  4. I'm sorry you had such a rough day. And you're right. You do have to just go through the grief because there is relief on the other side. This is a little gross, so read further with that warning, but I compare grief to having the stomach flu. I hate to throw up, so I try to avoid it in any way I can but inevitably, I just have to throw up. It's not pleasant, but at the end, I always feel better, until it's time to throw up again. And for me, the wrenching part of grief is like that. I have to give in to the sobbing and moaning and writhing, so I can feel a little better, until next time.

    I hope today is better for you! Love Deb

  5. Dan - I feel so close to you and your experience because I have had similar ones. I could totally relate to your having to resort to the Taco Bell dinner for the boys (been there too many times to count) and your desire to have your mate at home minding the simmering stove while you're out and about in a crazy whirl!

    I largely avoided days like yours because I became fanatical and manic about trying to plan for any and every contingency that could ever occur - what if I lock the keys in the car or lock myself out of the house? what if the van breaks down on the way to taking one of the boys to their travel baseball games 35 miles away? and so on. But the end result has been very damaging - it has been a stressful and very uptight last few years. In a way, I wish I'd stopped worrying so much about what could happen and just let the days unfold. As you did, I would have faced whatever demons popped up. I used to tell myself that after facing my husband's death, there's not much I can't handle.

    In the end, you and the kids all survived and made it through. The boys got Taco Bell which they probably enjoyed (I love it because I can fill up my two pretty inexpensively!). It was a total bear of a day and I know it was not enjoyable getting through. But there may be some stories that come of it along the lines of "Remember that rainy day when Dad couldn't get into his car and he had to walk to the school to take the bus..." Also, you showed your kids how to manage an unexpected situation.

    Thanks for always sharing your days be they good ones or more challenging. Indulge yourself with a glass of wine or small treat of some sort. The weekend is coming and by the way you did a terrific job getting through the mini key crisis!

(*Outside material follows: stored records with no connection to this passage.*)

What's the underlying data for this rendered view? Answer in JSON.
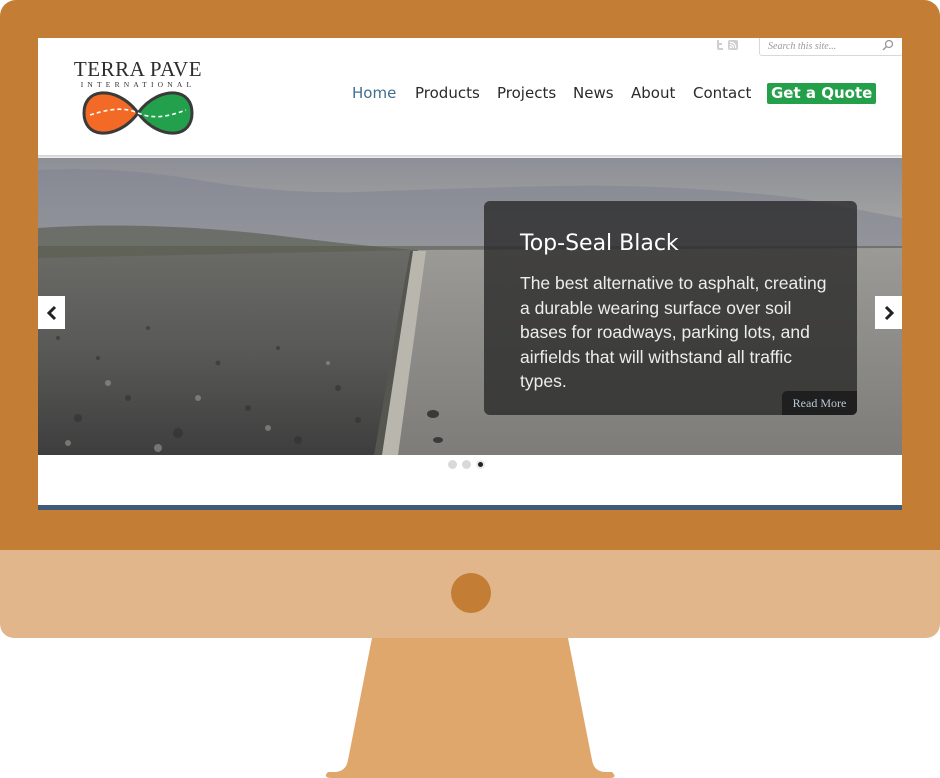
{
  "brand": {
    "name": "TERRA PAVE",
    "tagline": "INTERNATIONAL",
    "colors": {
      "orange": "#f26a25",
      "green": "#23a04b",
      "dark": "#2d2d2d"
    }
  },
  "header": {
    "social_icons": [
      "twitter-icon",
      "rss-icon"
    ],
    "search": {
      "placeholder": "Search this site..."
    }
  },
  "nav": {
    "items": [
      {
        "label": "Home",
        "active": true
      },
      {
        "label": "Products",
        "active": false
      },
      {
        "label": "Projects",
        "active": false
      },
      {
        "label": "News",
        "active": false
      },
      {
        "label": "About",
        "active": false
      },
      {
        "label": "Contact",
        "active": false
      }
    ],
    "cta_label": "Get a Quote",
    "cta_color": "#25a04a",
    "active_color": "#3f6f8f"
  },
  "slider": {
    "caption_title": "Top-Seal Black",
    "caption_text": "The best alternative to asphalt, creating a durable wearing surface over soil bases for roadways, parking lots, and airfields that will withstand all traffic types.",
    "read_more_label": "Read More",
    "dots": [
      false,
      false,
      true
    ]
  },
  "monitor": {
    "frame_color": "#c47d34",
    "chin_color": "#e1b68b",
    "stand_color": "#e0a76d"
  }
}
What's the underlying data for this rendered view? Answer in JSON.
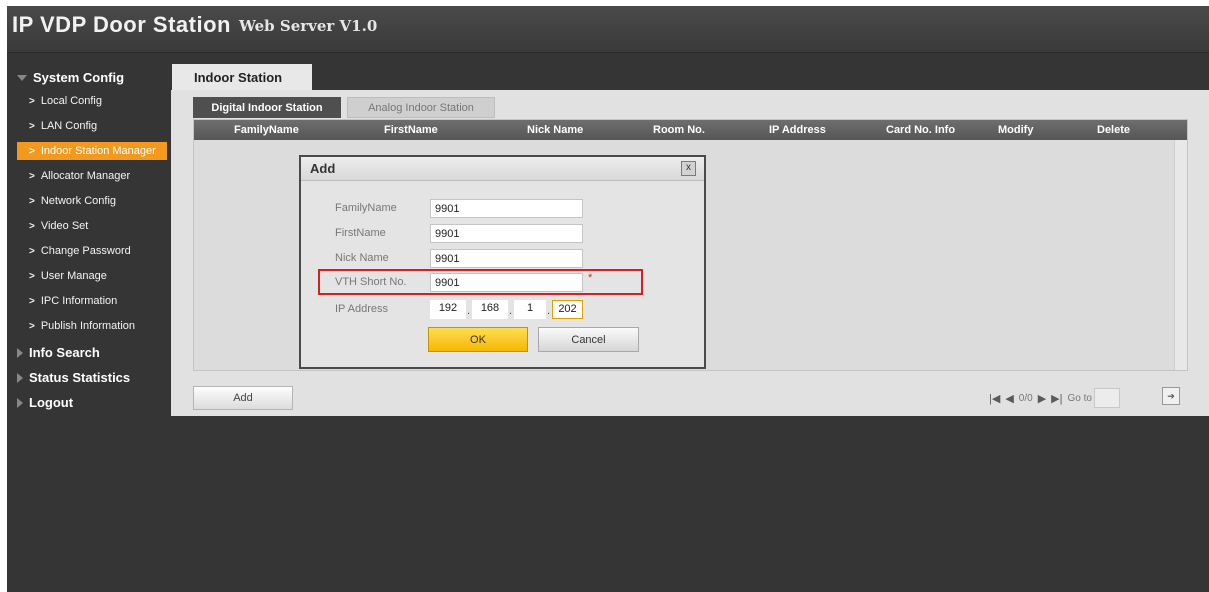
{
  "header": {
    "title": "IP VDP Door Station",
    "subtitle": "Web Server V1.0"
  },
  "sidebar": {
    "system_config": "System Config",
    "items": [
      {
        "label": "Local Config"
      },
      {
        "label": "LAN Config"
      },
      {
        "label": "Indoor Station Manager",
        "active": true
      },
      {
        "label": "Allocator Manager"
      },
      {
        "label": "Network Config"
      },
      {
        "label": "Video Set"
      },
      {
        "label": "Change Password"
      },
      {
        "label": "User Manage"
      },
      {
        "label": "IPC Information"
      },
      {
        "label": "Publish Information"
      }
    ],
    "info_search": "Info Search",
    "status_statistics": "Status Statistics",
    "logout": "Logout"
  },
  "main": {
    "tab": "Indoor Station",
    "subtabs": {
      "digital": "Digital Indoor Station",
      "analog": "Analog Indoor Station"
    },
    "columns": [
      "FamilyName",
      "FirstName",
      "Nick Name",
      "Room No.",
      "IP Address",
      "Card No. Info",
      "Modify",
      "Delete"
    ],
    "add_button": "Add",
    "pager": {
      "page": "0/0",
      "goto_label": "Go to"
    }
  },
  "dialog": {
    "title": "Add",
    "close": "x",
    "fields": {
      "family_name": {
        "label": "FamilyName",
        "value": "9901"
      },
      "first_name": {
        "label": "FirstName",
        "value": "9901"
      },
      "nick_name": {
        "label": "Nick Name",
        "value": "9901"
      },
      "vth_short_no": {
        "label": "VTH Short No.",
        "value": "9901",
        "required": "*"
      },
      "ip_address": {
        "label": "IP Address",
        "octets": [
          "192",
          "168",
          "1",
          "202"
        ]
      }
    },
    "ok": "OK",
    "cancel": "Cancel"
  },
  "colors": {
    "active_nav": "#f39a1e",
    "ok_button": "#f5b800",
    "highlight": "#d42020"
  }
}
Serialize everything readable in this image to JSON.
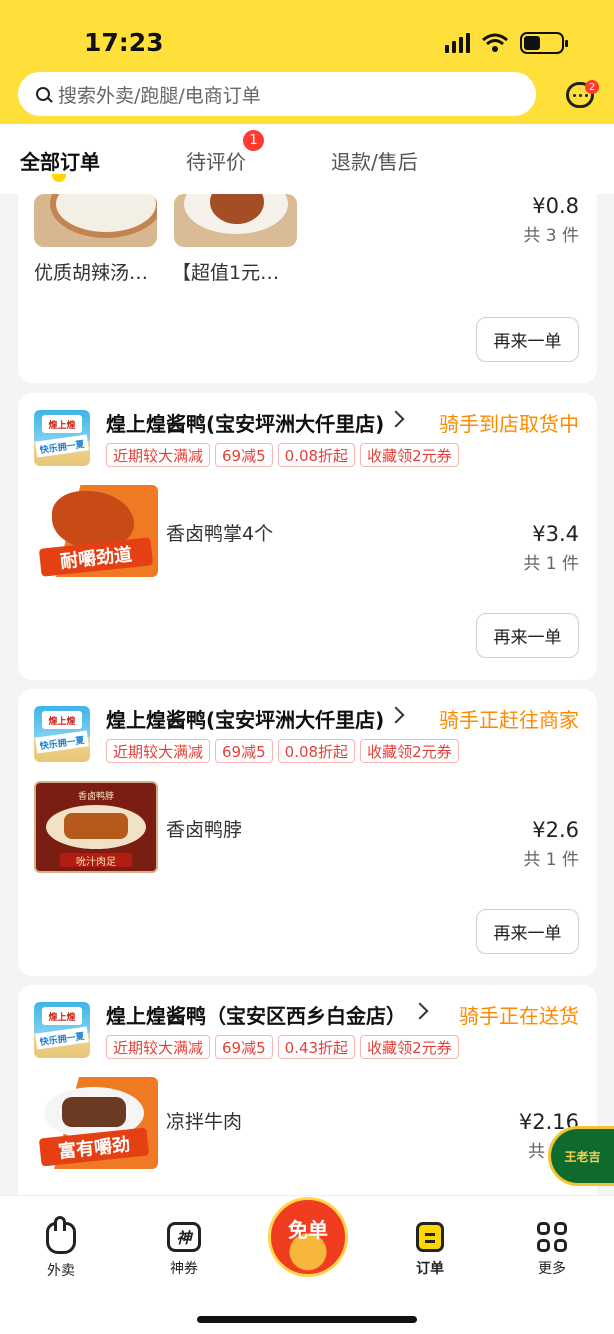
{
  "status_bar": {
    "time": "17:23"
  },
  "search": {
    "placeholder": "搜索外卖/跑腿/电商订单",
    "message_badge": "2"
  },
  "tabs": [
    {
      "label": "全部订单",
      "active": true
    },
    {
      "label": "待评价",
      "badge": "1"
    },
    {
      "label": "退款/售后"
    }
  ],
  "orders": [
    {
      "items": [
        {
          "name": "优质胡辣汤…"
        },
        {
          "name": "【超值1元…"
        }
      ],
      "price": "¥0.8",
      "count": "共 3 件",
      "reorder_label": "再来一单"
    },
    {
      "store": "煌上煌酱鸭(宝安坪洲大仟里店)",
      "status": "骑手到店取货中",
      "logo_text": "煌上煌",
      "logo_banner": "快乐拥一夏",
      "tags": [
        "近期较大满减",
        "69减5",
        "0.08折起",
        "收藏领2元券"
      ],
      "item_name": "香卤鸭掌4个",
      "image_tagline": "耐嚼劲道",
      "price": "¥3.4",
      "count": "共 1 件",
      "reorder_label": "再来一单"
    },
    {
      "store": "煌上煌酱鸭(宝安坪洲大仟里店)",
      "status": "骑手正赶往商家",
      "logo_text": "煌上煌",
      "logo_banner": "快乐拥一夏",
      "tags": [
        "近期较大满减",
        "69减5",
        "0.08折起",
        "收藏领2元券"
      ],
      "item_name": "香卤鸭脖",
      "image_header": "香卤鸭脖",
      "image_tagline": "吮汁肉足",
      "price": "¥2.6",
      "count": "共 1 件",
      "reorder_label": "再来一单"
    },
    {
      "store": "煌上煌酱鸭（宝安区西乡白金店）",
      "status": "骑手正在送货",
      "logo_text": "煌上煌",
      "logo_banner": "快乐拥一夏",
      "tags": [
        "近期较大满减",
        "69减5",
        "0.43折起",
        "收藏领2元券"
      ],
      "item_name": "凉拌牛肉",
      "image_tagline": "富有嚼劲",
      "price": "¥2.16",
      "count": "共"
    }
  ],
  "floating_badge": "王老吉",
  "bottom_nav": [
    {
      "label": "外卖",
      "icon": "takeout-icon"
    },
    {
      "label": "神券",
      "icon": "coupon-icon",
      "icon_text": "神"
    },
    {
      "label": "免单",
      "icon": "free-order-icon"
    },
    {
      "label": "订单",
      "icon": "order-icon",
      "active": true
    },
    {
      "label": "更多",
      "icon": "more-icon"
    }
  ],
  "colors": {
    "brand_yellow": "#ffdf3a",
    "status_orange": "#ff8a00",
    "tag_red": "#e5413a"
  }
}
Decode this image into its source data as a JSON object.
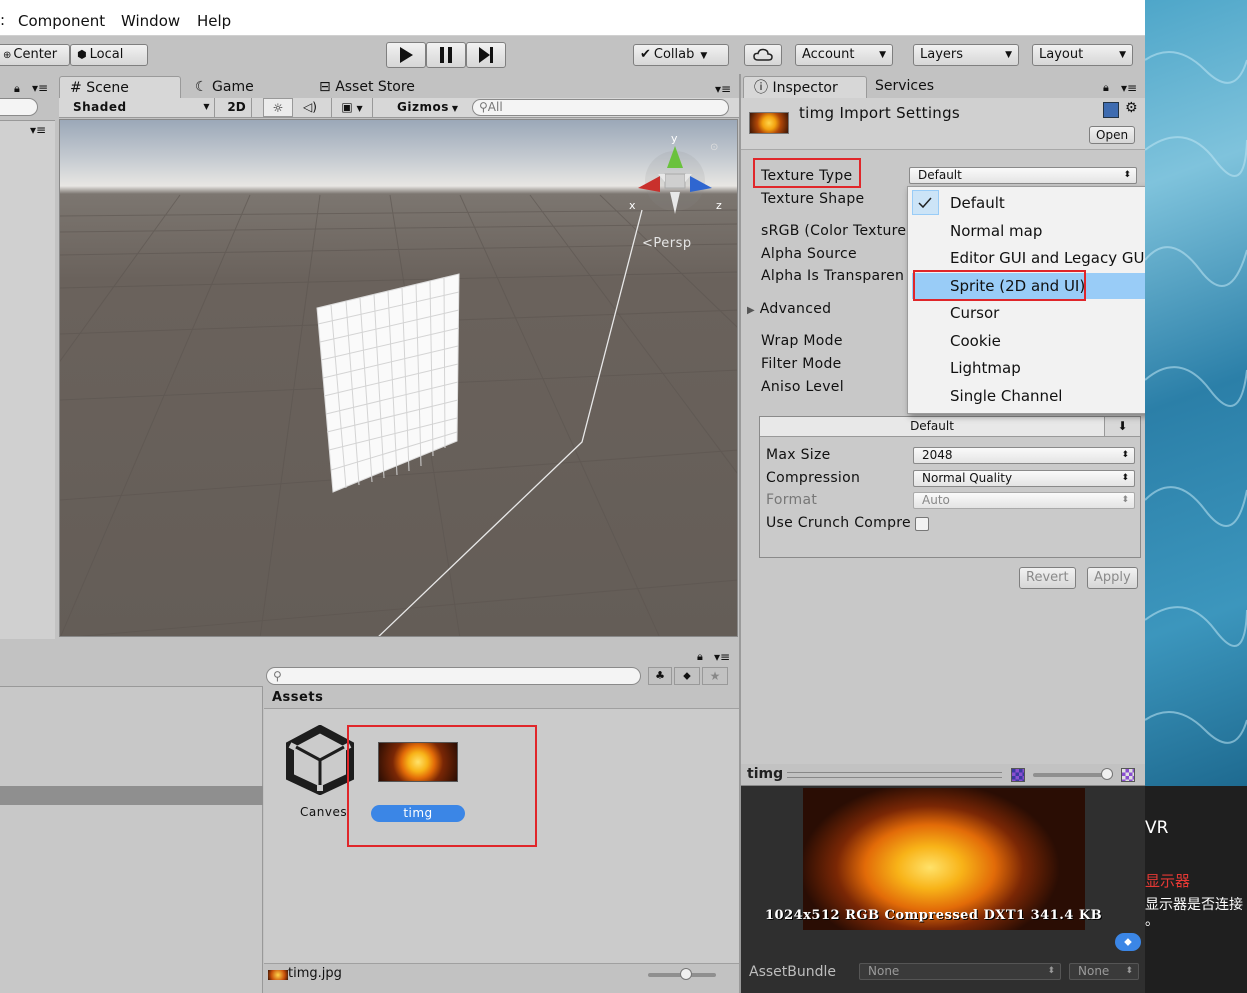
{
  "menu": [
    "Component",
    "Window",
    "Help"
  ],
  "toolbar": {
    "center": "Center",
    "local": "Local",
    "collab": "Collab",
    "account": "Account",
    "layers": "Layers",
    "layout": "Layout"
  },
  "scene": {
    "tabs": {
      "scene": "Scene",
      "game": "Game",
      "asset_store": "Asset Store"
    },
    "shaded": "Shaded",
    "mode_2d": "2D",
    "gizmos": "Gizmos",
    "search_placeholder": "All",
    "gizmo_axes": {
      "x": "x",
      "y": "y",
      "z": "z"
    },
    "persp": "Persp"
  },
  "inspector": {
    "tabs": {
      "inspector": "Inspector",
      "services": "Services"
    },
    "title": "timg Import Settings",
    "open": "Open",
    "fields": {
      "texture_type": "Texture Type",
      "texture_shape": "Texture Shape",
      "srgb": "sRGB (Color Texture",
      "alpha_source": "Alpha Source",
      "alpha_transparent": "Alpha Is Transparen",
      "advanced": "Advanced",
      "wrap_mode": "Wrap Mode",
      "filter_mode": "Filter Mode",
      "aniso_level": "Aniso Level"
    },
    "texture_type_value": "Default",
    "dropdown": {
      "items": [
        "Default",
        "Normal map",
        "Editor GUI and Legacy GUI",
        "Sprite (2D and UI)",
        "Cursor",
        "Cookie",
        "Lightmap",
        "Single Channel"
      ],
      "checked": "Default",
      "highlighted": "Sprite (2D and UI)"
    },
    "platform": {
      "tab": "Default",
      "max_size_label": "Max Size",
      "max_size": "2048",
      "compression_label": "Compression",
      "compression": "Normal Quality",
      "format_label": "Format",
      "format": "Auto",
      "crunch_label": "Use Crunch Compre"
    },
    "revert": "Revert",
    "apply": "Apply"
  },
  "preview": {
    "name": "timg",
    "info": "1024x512  RGB Compressed DXT1   341.4 KB",
    "assetbundle_label": "AssetBundle",
    "assetbundle": "None",
    "variant": "None"
  },
  "project": {
    "breadcrumb": "Assets",
    "assets": [
      {
        "name": "Canves"
      },
      {
        "name": "timg"
      }
    ],
    "footer_file": "timg.jpg"
  },
  "desktop": {
    "vr": "VR",
    "red_text": "显示器",
    "line1": "显示器是否连接",
    "line2": "。"
  },
  "colors": {
    "selection_blue": "#3b86e6",
    "highlight_blue": "#99ccf7",
    "annotation_red": "#e0262a",
    "scene_ground": "#6a625c"
  }
}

  6. That last paragraph about the angel of grief was really good. I can understand that, as I feel it too.